(Web page and app entries)
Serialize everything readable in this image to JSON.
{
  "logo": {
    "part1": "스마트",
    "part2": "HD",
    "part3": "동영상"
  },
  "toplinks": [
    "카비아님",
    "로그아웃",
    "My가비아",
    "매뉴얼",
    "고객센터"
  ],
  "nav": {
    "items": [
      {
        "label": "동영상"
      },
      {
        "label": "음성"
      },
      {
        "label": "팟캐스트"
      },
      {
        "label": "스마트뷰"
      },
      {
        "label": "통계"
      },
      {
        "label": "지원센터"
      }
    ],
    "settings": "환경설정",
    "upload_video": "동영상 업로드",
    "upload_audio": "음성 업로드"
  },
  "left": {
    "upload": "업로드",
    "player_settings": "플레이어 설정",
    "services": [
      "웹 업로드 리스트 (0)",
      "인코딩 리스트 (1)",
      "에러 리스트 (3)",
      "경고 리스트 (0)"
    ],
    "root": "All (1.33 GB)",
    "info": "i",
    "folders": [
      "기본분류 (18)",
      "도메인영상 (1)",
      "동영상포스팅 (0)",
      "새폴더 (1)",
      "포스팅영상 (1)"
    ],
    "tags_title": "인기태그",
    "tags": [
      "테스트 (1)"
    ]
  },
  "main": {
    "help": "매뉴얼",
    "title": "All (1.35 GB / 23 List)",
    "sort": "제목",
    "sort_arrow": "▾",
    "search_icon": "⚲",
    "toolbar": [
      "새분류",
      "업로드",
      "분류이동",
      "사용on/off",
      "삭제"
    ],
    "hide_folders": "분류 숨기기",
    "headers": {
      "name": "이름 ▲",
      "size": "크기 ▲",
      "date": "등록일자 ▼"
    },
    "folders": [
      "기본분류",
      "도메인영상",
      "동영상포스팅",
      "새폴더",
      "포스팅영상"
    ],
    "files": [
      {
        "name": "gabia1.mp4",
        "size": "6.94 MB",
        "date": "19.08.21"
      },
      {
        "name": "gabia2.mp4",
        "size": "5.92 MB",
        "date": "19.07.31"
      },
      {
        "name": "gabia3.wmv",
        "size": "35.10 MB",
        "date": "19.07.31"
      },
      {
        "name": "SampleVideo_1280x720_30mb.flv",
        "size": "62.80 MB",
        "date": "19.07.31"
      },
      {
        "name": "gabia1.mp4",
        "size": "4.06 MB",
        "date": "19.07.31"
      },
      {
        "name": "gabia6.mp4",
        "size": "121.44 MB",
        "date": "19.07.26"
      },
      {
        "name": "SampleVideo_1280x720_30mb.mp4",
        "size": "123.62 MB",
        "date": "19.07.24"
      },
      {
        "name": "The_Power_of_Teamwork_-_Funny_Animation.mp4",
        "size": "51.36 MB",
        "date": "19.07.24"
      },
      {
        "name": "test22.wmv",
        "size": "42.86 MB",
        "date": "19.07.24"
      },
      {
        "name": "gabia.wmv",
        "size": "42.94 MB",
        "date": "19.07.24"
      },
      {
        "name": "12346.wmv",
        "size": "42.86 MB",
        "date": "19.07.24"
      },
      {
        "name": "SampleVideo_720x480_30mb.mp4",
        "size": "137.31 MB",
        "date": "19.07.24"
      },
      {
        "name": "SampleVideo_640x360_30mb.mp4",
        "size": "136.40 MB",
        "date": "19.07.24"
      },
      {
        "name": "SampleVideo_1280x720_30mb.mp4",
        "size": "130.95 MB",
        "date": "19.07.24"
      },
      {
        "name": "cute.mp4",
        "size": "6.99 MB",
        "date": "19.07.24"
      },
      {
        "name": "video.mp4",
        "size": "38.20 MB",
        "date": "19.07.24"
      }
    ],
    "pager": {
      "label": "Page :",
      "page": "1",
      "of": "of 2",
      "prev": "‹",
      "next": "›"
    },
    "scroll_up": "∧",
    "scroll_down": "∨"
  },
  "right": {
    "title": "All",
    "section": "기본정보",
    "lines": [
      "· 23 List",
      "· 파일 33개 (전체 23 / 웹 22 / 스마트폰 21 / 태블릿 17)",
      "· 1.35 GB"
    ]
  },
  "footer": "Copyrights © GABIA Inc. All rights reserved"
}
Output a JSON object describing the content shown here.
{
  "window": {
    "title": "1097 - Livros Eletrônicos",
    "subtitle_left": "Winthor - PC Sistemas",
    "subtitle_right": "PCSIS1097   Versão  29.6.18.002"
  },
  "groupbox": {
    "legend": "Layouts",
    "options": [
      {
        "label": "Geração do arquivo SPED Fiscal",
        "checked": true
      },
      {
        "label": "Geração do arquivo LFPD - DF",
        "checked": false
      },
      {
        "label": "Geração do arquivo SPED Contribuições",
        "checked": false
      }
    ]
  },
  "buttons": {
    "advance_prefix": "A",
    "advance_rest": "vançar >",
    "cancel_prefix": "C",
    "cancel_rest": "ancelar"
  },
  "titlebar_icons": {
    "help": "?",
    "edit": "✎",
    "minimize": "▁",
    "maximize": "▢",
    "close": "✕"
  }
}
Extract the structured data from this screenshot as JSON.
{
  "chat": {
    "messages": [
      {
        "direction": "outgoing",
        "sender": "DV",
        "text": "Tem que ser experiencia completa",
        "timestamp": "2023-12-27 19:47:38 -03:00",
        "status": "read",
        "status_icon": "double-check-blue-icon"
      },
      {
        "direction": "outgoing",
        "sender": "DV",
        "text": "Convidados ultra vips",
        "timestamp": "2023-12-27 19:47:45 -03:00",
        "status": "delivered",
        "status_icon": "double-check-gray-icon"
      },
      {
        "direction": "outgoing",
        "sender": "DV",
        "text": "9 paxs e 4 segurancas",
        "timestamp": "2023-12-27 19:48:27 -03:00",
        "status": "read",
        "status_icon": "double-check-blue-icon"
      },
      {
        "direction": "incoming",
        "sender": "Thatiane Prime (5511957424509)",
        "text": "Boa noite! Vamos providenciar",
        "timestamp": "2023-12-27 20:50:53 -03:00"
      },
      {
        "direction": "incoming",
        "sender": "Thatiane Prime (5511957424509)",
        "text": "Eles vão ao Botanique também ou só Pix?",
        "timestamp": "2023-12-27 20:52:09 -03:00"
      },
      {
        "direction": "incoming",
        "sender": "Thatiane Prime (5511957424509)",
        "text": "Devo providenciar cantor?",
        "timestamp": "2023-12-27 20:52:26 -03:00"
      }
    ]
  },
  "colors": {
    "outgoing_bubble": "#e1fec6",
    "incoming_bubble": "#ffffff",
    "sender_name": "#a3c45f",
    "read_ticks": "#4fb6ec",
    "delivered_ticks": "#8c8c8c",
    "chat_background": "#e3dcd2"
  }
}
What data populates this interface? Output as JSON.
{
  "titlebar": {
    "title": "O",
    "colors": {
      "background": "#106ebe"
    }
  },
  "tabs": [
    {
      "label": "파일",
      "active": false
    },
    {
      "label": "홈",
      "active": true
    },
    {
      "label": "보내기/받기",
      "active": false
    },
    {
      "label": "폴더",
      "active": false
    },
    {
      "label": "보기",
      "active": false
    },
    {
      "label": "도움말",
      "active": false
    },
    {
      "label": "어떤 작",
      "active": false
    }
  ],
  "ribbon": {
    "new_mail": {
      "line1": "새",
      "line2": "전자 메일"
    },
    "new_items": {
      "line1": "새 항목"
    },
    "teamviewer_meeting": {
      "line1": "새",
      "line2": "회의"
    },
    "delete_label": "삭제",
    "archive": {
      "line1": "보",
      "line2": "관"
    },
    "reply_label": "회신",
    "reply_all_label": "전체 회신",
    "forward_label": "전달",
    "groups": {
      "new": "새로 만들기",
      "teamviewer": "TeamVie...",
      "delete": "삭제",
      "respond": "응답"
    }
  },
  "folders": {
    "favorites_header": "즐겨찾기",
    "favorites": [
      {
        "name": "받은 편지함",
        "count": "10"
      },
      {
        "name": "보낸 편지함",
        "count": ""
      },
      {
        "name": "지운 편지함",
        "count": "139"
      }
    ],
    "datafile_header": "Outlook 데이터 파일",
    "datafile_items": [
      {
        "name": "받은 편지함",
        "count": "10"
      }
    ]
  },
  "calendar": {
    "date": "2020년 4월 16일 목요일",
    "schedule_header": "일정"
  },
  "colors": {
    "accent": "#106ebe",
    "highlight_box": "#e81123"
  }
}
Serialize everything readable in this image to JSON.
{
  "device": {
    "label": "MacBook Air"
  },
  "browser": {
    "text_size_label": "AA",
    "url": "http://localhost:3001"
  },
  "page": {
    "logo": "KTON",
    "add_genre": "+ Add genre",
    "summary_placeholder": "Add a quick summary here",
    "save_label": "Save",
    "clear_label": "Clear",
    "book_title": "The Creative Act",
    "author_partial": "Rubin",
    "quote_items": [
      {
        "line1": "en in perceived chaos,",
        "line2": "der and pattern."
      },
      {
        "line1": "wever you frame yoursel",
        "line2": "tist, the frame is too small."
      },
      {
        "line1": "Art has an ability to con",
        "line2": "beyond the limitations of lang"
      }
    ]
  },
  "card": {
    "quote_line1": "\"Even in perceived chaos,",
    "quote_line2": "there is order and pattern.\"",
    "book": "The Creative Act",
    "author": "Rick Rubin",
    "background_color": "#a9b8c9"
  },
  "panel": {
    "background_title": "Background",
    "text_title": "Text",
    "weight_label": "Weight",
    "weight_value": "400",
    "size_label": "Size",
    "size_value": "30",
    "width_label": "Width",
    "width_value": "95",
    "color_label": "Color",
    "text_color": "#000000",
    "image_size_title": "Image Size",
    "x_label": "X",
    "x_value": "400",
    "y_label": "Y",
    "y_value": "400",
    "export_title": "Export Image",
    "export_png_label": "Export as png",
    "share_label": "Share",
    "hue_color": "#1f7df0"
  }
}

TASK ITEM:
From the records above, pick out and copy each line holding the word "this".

SOLUTION BELOW:
Serialize everything readable in this image to JSON.
Extract the structured data from this screenshot as JSON.
What data populates this interface? Output as JSON.
Serialize everything readable in this image to JSON.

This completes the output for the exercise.